If you decide not to come, I hope you will still accept the little gift of the hotel room. It's not a birthday gift, of course. This year especially you wouldn't want to celebrate.

But I thought you'd like a few days away. Please allow me to offer you that - because I value your friendship.



I will go, of course. I will listen.

I'd made that decision quite some time ago. Was it when I saw that lonely tumbler? When I struggled with that cryptic message and knew Severus never doubted I would find the answer? Or when I was reminded of my not-for-your-birthday presents?

I don't know. But I do want to hear what he has to say for himself.

Mind, I'm not sure about that 'better person' argument. I'm not saying I'm not a better person – I have done things in my life that I now deeply regret, and they've enabled me to relate to Severus's regrets, but I've never screwed up so dramatically as he did when he joined the Death Eaters.

Severus writes that what he should have done is tell me all. Indeed, so he should. But I was afraid that if I did … , he says. I think he was afraid that if he had told me all about the way Harry Potter would be led as a lamb to the slaughter, I would have tried to stop him.

And I might have done just that. With the benefit of hindsight, it's very easy to say that everything ended well, that Potter had to go through his ordeal. Given the results, Potter would be the first to admit that the walk towards what he thought was death was a price he was willing to pay. Not a small price – never that. But, given the final result, it was worth it.

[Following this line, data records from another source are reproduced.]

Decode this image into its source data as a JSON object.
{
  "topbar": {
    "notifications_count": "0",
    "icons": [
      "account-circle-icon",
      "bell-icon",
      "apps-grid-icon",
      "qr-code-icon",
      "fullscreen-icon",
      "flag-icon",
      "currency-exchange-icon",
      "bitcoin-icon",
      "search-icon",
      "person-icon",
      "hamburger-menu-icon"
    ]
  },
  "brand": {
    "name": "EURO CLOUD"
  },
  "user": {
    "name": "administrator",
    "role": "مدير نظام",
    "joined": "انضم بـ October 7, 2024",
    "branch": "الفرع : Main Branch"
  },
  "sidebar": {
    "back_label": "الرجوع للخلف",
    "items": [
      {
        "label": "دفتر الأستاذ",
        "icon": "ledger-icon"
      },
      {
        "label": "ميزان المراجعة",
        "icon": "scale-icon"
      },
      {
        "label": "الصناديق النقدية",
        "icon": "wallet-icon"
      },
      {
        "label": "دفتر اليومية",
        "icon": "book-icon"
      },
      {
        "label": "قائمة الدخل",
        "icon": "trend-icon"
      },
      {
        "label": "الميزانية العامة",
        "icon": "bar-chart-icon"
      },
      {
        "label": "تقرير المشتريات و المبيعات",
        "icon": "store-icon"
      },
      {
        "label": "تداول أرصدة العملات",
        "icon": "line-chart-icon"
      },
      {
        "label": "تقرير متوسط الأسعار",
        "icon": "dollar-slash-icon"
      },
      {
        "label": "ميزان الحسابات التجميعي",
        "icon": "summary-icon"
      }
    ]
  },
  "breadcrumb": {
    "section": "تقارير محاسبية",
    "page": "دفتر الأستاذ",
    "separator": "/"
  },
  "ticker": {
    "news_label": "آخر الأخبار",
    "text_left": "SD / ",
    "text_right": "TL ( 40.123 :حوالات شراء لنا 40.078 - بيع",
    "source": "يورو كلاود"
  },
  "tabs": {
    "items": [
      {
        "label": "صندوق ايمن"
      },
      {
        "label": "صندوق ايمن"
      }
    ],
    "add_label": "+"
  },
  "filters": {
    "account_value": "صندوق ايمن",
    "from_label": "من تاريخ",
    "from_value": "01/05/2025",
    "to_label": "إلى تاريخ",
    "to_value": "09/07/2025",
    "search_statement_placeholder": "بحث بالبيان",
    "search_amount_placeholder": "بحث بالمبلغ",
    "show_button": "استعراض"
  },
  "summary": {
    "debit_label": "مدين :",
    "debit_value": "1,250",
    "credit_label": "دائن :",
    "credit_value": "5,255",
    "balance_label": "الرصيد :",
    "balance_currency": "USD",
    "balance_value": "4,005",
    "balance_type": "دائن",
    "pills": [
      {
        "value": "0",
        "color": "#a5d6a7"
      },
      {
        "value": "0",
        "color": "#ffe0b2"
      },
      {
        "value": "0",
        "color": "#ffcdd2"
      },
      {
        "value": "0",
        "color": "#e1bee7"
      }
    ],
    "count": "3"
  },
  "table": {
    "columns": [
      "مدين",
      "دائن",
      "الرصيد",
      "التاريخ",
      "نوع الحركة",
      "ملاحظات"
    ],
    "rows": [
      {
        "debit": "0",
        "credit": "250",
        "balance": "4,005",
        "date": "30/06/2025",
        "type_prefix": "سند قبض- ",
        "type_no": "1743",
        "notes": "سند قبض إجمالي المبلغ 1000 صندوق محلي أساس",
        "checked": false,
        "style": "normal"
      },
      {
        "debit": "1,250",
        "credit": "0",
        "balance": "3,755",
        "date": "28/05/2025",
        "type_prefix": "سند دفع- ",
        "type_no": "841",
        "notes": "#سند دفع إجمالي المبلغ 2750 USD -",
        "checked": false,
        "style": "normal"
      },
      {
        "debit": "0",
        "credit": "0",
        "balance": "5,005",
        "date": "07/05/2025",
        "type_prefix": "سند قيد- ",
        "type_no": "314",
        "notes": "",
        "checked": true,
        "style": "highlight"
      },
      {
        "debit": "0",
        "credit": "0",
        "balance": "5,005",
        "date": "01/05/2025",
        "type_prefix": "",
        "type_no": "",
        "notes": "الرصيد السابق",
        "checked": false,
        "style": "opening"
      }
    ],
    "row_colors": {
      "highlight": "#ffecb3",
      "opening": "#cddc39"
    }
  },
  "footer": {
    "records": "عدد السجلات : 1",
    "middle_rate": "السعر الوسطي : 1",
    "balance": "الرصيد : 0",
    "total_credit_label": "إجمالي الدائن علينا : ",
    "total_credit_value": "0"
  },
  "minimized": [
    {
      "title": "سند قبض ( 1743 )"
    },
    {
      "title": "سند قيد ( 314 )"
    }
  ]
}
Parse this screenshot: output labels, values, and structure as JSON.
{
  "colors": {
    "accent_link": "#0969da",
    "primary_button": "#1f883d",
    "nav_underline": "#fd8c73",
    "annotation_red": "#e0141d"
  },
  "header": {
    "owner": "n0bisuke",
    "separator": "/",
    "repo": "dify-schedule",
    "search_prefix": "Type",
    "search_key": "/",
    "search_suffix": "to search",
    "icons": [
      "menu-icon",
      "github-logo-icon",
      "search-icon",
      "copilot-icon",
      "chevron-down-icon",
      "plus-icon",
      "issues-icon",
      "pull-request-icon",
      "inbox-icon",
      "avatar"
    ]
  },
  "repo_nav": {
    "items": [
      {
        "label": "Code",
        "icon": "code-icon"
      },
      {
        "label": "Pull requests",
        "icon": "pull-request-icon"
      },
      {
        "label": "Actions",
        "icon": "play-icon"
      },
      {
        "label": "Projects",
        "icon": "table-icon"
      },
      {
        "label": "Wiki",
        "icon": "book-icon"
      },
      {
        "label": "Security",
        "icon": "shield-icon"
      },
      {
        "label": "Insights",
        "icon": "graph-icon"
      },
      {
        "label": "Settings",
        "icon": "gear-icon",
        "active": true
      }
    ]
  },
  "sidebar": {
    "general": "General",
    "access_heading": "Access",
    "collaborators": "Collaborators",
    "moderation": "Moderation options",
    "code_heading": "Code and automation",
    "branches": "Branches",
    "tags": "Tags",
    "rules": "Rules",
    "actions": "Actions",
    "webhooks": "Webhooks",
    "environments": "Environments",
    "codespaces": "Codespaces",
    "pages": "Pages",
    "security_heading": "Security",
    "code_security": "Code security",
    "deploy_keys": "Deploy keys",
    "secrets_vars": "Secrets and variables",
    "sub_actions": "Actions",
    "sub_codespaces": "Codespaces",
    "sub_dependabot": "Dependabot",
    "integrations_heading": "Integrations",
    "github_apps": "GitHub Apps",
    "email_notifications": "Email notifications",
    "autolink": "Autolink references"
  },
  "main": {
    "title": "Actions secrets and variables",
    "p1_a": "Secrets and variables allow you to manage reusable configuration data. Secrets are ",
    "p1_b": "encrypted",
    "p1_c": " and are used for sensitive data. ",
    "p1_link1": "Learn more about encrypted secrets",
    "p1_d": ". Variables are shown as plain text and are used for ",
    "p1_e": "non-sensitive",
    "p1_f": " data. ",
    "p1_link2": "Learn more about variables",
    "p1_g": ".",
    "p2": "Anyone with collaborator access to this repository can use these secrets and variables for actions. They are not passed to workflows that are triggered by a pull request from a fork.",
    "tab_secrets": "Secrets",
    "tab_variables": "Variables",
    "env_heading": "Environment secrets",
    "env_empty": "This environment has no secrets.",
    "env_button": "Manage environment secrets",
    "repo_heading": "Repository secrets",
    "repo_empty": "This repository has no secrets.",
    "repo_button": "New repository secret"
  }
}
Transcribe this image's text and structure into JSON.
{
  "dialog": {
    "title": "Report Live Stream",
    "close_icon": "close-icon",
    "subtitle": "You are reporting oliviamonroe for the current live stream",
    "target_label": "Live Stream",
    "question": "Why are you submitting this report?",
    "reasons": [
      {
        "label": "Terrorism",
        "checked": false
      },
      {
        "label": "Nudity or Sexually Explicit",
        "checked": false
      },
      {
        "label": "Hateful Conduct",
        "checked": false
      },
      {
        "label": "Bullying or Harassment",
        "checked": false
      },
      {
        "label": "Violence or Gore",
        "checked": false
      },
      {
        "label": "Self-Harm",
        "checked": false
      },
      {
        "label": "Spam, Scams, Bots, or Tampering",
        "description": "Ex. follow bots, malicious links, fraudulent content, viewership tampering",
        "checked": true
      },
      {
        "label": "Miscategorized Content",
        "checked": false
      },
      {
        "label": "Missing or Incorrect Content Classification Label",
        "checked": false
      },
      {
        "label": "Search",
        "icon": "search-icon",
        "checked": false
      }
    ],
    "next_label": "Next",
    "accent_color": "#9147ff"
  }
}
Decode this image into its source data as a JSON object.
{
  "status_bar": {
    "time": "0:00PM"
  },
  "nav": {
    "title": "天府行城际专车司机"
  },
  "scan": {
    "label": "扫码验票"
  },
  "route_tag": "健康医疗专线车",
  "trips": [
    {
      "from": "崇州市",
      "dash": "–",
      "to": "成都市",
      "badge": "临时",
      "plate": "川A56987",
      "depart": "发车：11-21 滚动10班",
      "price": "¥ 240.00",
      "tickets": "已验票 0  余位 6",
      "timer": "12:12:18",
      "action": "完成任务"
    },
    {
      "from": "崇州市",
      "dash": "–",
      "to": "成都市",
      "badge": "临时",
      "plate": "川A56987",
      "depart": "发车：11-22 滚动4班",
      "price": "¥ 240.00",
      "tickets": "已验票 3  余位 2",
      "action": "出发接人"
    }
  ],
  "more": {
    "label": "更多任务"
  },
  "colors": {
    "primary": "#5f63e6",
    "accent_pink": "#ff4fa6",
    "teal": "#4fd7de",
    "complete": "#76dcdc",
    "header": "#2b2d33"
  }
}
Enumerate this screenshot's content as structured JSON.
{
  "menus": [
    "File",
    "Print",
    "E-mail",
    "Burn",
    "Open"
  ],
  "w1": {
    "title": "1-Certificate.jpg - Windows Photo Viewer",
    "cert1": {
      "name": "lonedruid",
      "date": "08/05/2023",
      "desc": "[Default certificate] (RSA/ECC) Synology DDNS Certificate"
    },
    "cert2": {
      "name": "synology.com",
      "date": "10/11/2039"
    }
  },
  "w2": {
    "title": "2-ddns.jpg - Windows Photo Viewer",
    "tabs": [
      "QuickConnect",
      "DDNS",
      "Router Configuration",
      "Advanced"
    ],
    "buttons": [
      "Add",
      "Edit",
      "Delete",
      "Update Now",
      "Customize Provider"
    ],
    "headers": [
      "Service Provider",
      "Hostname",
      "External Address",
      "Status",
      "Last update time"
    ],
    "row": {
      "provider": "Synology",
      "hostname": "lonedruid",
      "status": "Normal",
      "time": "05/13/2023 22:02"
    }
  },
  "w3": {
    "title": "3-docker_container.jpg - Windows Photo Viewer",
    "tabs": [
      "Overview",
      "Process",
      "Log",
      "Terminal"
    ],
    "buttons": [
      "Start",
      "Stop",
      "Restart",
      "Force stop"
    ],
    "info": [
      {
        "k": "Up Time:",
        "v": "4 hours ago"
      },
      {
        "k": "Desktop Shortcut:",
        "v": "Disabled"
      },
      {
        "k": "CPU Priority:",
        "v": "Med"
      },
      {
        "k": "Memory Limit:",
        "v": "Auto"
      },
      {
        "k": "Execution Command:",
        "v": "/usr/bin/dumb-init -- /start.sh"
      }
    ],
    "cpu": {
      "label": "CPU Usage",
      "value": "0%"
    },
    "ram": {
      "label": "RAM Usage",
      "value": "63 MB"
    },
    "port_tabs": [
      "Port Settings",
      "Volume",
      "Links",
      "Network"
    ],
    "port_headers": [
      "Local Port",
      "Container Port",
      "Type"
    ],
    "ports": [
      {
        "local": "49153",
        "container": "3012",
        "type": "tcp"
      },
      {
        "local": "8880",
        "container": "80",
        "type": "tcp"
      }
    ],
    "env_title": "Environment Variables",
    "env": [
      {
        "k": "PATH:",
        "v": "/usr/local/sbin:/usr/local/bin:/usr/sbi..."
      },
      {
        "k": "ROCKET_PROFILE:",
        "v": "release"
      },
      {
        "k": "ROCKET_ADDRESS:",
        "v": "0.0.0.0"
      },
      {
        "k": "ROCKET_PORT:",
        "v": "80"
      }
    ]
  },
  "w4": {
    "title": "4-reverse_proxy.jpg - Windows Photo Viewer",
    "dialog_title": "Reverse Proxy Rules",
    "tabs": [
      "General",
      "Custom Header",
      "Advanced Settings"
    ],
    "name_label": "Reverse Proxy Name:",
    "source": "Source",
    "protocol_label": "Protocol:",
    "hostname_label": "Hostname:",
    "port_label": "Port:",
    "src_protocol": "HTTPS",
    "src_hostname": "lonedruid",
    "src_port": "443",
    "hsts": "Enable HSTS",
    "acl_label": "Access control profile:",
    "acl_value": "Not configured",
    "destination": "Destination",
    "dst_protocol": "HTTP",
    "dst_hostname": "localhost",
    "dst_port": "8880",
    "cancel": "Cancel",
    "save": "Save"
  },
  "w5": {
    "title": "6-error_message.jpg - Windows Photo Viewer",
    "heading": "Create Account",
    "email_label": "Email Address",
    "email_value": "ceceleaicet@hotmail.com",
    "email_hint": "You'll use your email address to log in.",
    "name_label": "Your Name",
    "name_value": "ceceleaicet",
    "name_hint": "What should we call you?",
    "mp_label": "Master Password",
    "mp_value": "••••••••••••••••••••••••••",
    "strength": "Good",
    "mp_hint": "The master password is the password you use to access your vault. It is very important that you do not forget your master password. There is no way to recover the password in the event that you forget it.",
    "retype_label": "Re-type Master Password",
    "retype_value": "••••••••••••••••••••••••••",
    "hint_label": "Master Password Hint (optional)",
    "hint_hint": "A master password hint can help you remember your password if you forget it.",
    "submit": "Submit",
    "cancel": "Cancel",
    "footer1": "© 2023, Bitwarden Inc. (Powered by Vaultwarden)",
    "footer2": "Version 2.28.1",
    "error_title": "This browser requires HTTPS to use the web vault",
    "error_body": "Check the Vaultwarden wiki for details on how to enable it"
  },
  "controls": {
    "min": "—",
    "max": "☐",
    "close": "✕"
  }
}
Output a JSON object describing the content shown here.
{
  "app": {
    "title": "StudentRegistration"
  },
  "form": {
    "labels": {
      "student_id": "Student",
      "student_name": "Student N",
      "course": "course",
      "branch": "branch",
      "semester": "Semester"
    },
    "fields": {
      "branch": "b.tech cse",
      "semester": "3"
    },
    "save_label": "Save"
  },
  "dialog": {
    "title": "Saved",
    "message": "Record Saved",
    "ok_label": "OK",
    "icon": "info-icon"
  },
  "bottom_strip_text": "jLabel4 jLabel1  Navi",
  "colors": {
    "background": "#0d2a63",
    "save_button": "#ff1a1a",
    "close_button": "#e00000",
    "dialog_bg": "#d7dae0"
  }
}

But at the time, I might well have said that no Greater Good is worth the ruthless killing of an innocent and very courageous young man. If we had stood by and had done nothing to prevent that murder, if we had used Potter as a blood sacrifice for our own sake – then how would we have differed from them ?

The eternal problem of every war, of course. What is, in fact, the difference between 'us' and 'them'? A cynic would say 'us' is the side that wins.

I don't think I could have used Potter as wand-fodder. Not even as final weapon.

If I am correct in my surmise, Severus's reasoning contains a hint of 'she's a woman, they are the gentle sex, she wouldn't be ruthless enough'. Unconsciously, perhaps, but still there.

Severus admits he's uncertain of the outcome of a real duel – he doesn't underestimate me there. Of course he doesn't. He's a survivor; he wouldn't be alive today if he couldn't assess a risk.

But what he very much doesn't admit, and probably doesn't even consider is the possibility that I might have been right.

He doesn't seem to doubt that stopping me would have been the correct action – that I would have to be stopped because I simply couldn't be right.

Men . As I used to say to Amelia, sometimes … but you know that already.

But this time, when we meet, I'll think before I speak. This time I'll listen. After all, one does not just love one's friends for their good points.

And I think he'll listen, too. It may be an interesting birthday, tomorrow. In terms of truly meaningful events, perhaps the most interesting since the day I actually was born.

Not that I'm sentimental enough to consider an eventual rekindling of our friendship as a birthday gift. Silly nonsense. But I did – and I do – value that friendship.

And that, dear imaginary reader, is the end of my investigation. Now that I have Severus's full address and will meet him tomorrow, my Miss Marple activities have come to an end. I think I acquitted myself with reasonable honour. It's really too bad I can't publish The Case of the Living Portrait. But who knows? Miss Marple solved at least twenty crimes. Perhaps one day Minerva McGonagall, Spinster Detective, will get another case, and then I will turn it into a book.